By July, the tomato plants were so heavy that the wooden stakes broke. The other plants went wild, too. Jon made pickles, eggplant relish and tomato sauce. Lewis, who doesn’t like to cook, made chow-chow and squash casserole.
"I had no idea, " Jon said. "Next year, we’ll be a little more prepared."
When the two men pick up dinner at the K&W Cafeteria, someone almost always asks Lewis, "How’s your mom?" When Jon went for his first Davidson haircut, the barber he’d never met greeted him by name. In New York, he hadn’t even met his next-door neighbors of 12 years.
"I go outside at night, " Jon said, "and I can see every constellation. The sky is so clear. It’s a different kind of life."
Slowly, they have restarted their business, first with two computers in the dining room, now in an office several blocks away. On many Saturday nights, they drive around the corner to visit Lewis’ cousins, Penny and Billy Withers. They stand around the kitchen, telling stories, playing Scrabble or watching movies.
When they go out, they rarely leave Eugenia alone, but when they do, she worries. At first, she wanted them home by a certain time. She sat up in her rocker until they returned. But as months passed, she has relaxed. Now, she just goes to bed.
To ease her fears, Lewis and Jon call home often. On a recent business trip to New York, they left Eugenia with a great-nephew. They called every time they crossed a state line.
When they returned to Davidson, they were glad to be back. They hugged Eugenia, kicked off their shoes and ate what they could find in the refrigerator.
A year had passed since they promised Rock they would take care of Eugenia.
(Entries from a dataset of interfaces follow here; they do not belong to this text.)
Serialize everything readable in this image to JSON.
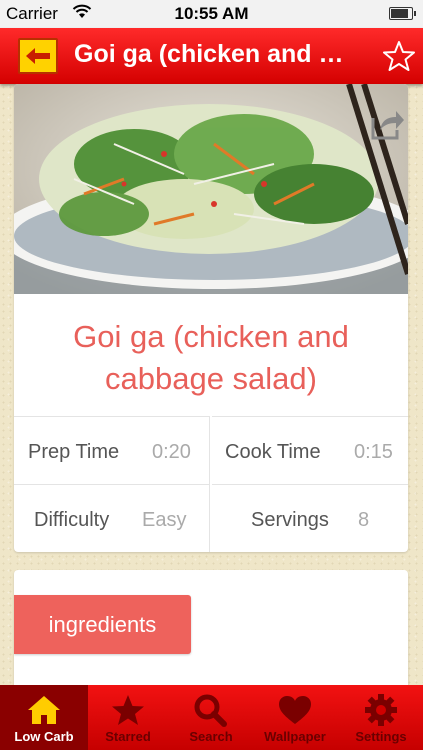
{
  "status_bar": {
    "carrier": "Carrier",
    "time": "10:55 AM"
  },
  "nav": {
    "title": "Goi ga (chicken and cabbage salad)"
  },
  "recipe": {
    "title": "Goi ga (chicken and cabbage salad)",
    "prep_label": "Prep Time",
    "prep_value": "0:20",
    "cook_label": "Cook Time",
    "cook_value": "0:15",
    "difficulty_label": "Difficulty",
    "difficulty_value": "Easy",
    "servings_label": "Servings",
    "servings_value": "8"
  },
  "sections": {
    "ingredients_label": "ingredients"
  },
  "tabs": [
    {
      "label": "Low Carb",
      "icon": "home-icon",
      "active": true
    },
    {
      "label": "Starred",
      "icon": "star-icon",
      "active": false
    },
    {
      "label": "Search",
      "icon": "search-icon",
      "active": false
    },
    {
      "label": "Wallpaper",
      "icon": "heart-icon",
      "active": false
    },
    {
      "label": "Settings",
      "icon": "gear-icon",
      "active": false
    }
  ],
  "colors": {
    "accent": "#e8605a",
    "nav_red": "#e60000",
    "back_yellow": "#ffd200"
  }
}
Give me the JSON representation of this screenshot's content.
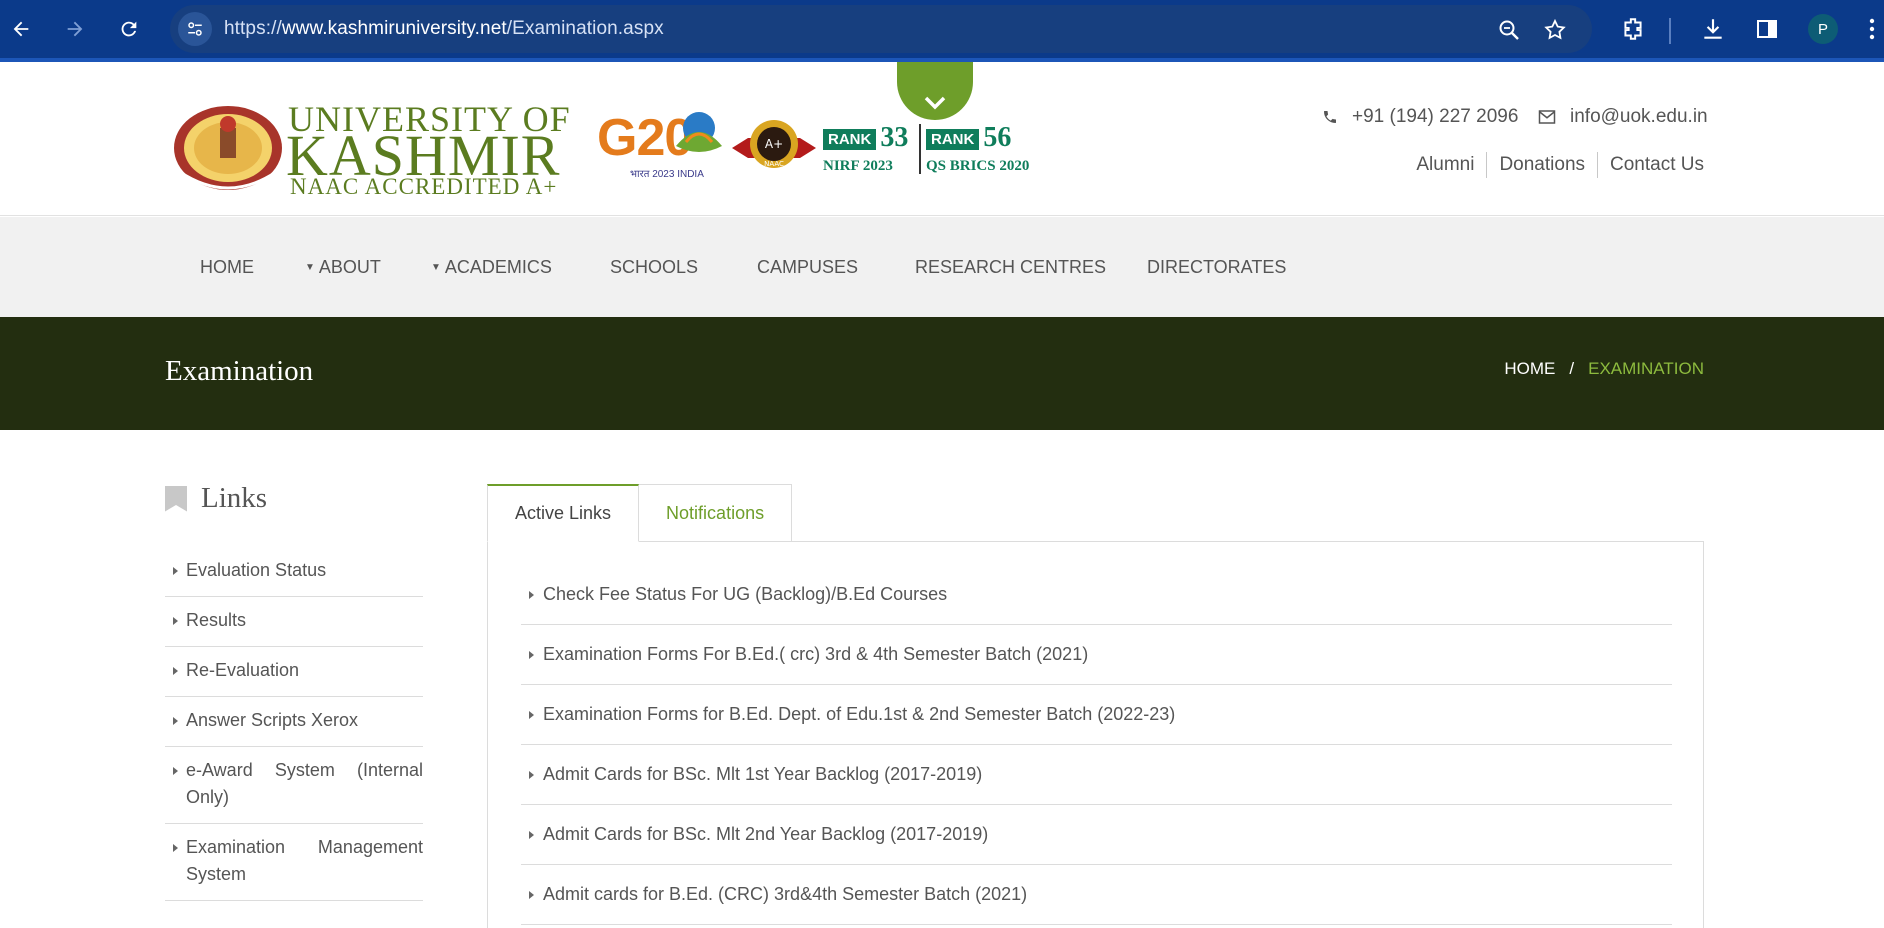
{
  "browser": {
    "url_prefix": "https://",
    "url_domain": "www.kashmiruniversity.net",
    "url_path": "/Examination.aspx",
    "profile_initial": "P"
  },
  "header": {
    "logo_line1": "UNIVERSITY OF",
    "logo_line2": "KASHMIR",
    "logo_line3": "NAAC ACCREDITED A+",
    "g20": "G20",
    "g20_sub": "भारत 2023 INDIA",
    "rank1_badge": "RANK",
    "rank1_num": "33",
    "rank1_sub": "NIRF 2023",
    "rank2_badge": "RANK",
    "rank2_num": "56",
    "rank2_sub": "QS BRICS 2020",
    "phone": "+91 (194) 227 2096",
    "email": "info@uok.edu.in",
    "top_links": [
      "Alumni",
      "Donations",
      "Contact Us"
    ]
  },
  "nav": {
    "items": [
      "HOME",
      "ABOUT",
      "ACADEMICS",
      "SCHOOLS",
      "CAMPUSES",
      "RESEARCH CENTRES",
      "DIRECTORATES"
    ]
  },
  "title_bar": {
    "title": "Examination",
    "crumb_home": "HOME",
    "crumb_sep": "/",
    "crumb_current": "EXAMINATION"
  },
  "sidebar": {
    "title": "Links",
    "items": [
      "Evaluation Status",
      "Results",
      "Re-Evaluation",
      "Answer Scripts Xerox",
      "e-Award System (Internal Only)",
      "Examination Management System"
    ]
  },
  "tabs": [
    "Active Links",
    "Notifications"
  ],
  "content": {
    "items": [
      "Check Fee Status For UG (Backlog)/B.Ed Courses",
      "Examination Forms For B.Ed.( crc) 3rd & 4th Semester Batch (2021)",
      "Examination Forms for B.Ed. Dept. of Edu.1st & 2nd Semester Batch (2022-23)",
      "Admit Cards for BSc. Mlt 1st Year Backlog (2017-2019)",
      "Admit Cards for BSc. Mlt 2nd Year Backlog (2017-2019)",
      "Admit cards for B.Ed. (CRC) 3rd&4th Semester Batch (2021)"
    ]
  },
  "colors": {
    "chrome": "#0b3a8a",
    "accent_green": "#6e9e2a",
    "title_bar": "#232e10"
  }
}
They were no longer visitors.
They were home.
(This story was originally published Sunday, Aug. 26, 2001.)